Egypt's Nour Party and 6 April reject El-Sisi's call for Friday rallies
The Salafist party and revolutionary youth group both believe calls for protests against 'terrorism' could elicit violence
Nada Hussein Rashwan, Wednesday 24 Jul 2013
Egypt’s military chief Gen. Abdel Fattah El-Sisi (Photo: AP)
Two major Egyptian political groups, the Salafist-oriented Nour Party and the revolutionary 6 April Youth Movement, have denounced a call made on Wednesday by army chief Abdel Fattah El-Sisi for nationwide protests to mandate the armed forces and police to crackdown on "violence and terrorism."
The call comes following a series of violent clashes across the country between supporters and opponents of deposed president Mohamed Morsi as well as attacks by Islamic militants against soldiers in the Sinai Peninsula.
"The act of mobilisation and counter-mobilisation foreshadows civil war," the Nour Party – a former ally of the Muslim Brotherhood which then supported the military's ouster of Morsi – said in a statement Wednesday evening.
"The state does not need delegation from its citizens to perform its original duties towards them. If the state violates the law it would be destroying itself," the Nour Party's statement continued.
The 6 April Youth Movement made similar criticisms, announcing that El-Sisi's call would only worsen the current political crisis.
"Our armed forces do not need popular delegation to perform its patriotic duties of preserving security and resisting violence with the rule of law without resorting to any arbitrary measures," the group said in a statement Wednesday night.

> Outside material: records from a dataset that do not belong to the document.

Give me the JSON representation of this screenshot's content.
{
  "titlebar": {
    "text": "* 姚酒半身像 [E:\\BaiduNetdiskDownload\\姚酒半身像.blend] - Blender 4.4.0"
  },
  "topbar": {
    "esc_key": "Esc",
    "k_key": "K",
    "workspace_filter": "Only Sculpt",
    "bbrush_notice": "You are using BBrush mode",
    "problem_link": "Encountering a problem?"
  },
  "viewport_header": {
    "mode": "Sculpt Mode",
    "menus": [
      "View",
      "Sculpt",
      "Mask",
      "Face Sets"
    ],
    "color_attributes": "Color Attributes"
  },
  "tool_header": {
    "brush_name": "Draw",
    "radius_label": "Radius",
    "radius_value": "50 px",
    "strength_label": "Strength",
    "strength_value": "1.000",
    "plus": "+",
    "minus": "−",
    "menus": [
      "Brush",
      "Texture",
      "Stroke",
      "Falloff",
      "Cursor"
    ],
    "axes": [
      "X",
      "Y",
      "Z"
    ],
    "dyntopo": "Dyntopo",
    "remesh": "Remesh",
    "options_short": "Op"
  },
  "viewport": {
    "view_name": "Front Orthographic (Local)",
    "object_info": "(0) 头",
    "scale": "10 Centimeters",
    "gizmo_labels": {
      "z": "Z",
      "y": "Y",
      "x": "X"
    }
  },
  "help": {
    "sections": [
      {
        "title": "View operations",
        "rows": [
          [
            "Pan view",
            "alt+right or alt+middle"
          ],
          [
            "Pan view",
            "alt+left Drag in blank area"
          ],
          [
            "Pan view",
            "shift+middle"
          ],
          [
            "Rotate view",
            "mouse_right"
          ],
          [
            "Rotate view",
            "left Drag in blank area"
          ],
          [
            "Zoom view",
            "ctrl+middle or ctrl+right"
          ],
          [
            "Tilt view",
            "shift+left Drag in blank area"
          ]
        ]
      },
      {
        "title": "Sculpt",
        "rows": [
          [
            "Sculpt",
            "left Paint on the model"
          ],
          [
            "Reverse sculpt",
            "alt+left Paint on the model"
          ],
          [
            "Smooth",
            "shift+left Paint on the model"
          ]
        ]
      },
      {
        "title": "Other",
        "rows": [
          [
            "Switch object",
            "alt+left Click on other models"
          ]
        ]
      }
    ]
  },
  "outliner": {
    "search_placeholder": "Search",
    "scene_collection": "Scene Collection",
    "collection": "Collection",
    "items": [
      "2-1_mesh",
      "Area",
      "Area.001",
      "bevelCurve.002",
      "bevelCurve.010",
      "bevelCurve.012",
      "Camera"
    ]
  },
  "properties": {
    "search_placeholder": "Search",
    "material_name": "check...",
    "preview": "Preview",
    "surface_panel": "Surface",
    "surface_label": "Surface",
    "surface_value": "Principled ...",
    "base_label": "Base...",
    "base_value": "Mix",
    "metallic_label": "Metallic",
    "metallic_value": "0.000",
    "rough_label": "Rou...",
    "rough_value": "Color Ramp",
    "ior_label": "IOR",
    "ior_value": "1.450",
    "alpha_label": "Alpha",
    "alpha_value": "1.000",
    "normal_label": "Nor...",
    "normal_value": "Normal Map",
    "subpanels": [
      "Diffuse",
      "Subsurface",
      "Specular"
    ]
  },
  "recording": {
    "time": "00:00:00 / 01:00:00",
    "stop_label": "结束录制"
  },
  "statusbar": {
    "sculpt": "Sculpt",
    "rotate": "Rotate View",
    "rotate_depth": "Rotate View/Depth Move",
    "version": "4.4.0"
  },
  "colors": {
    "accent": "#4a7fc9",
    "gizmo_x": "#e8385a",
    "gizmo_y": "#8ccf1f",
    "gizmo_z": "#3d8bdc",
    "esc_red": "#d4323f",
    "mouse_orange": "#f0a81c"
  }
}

"We reaffirm that any measures which would lead to furthering the current tension will only throw us off the national reconciliation track and constitute a danger to our national security."
Dozens have been killed in clashes between Morsi's supporters - who have been continuously protesting his ouster - and police forces as well as unknown assailants in a wave of instability that followed the popularly-backed military overthrow of the Islamist president on 3 July.
Clashes in the restive Sinai Peninsula between the army and Islamist militants have also left dozens dead since ousted president Morsi was removed from his post by the military on 3 July amid massive protests.
El-Sisi's call for rallies has garnered support from numerous political entities but has also raised raised concerns over potential spread of violence among some.
The National Coalition in Support of Legitimacy, a Brotherhood-led alliance, had renewed its weekly call for mass marches on Friday around the country to press for Morsi's reinstatement.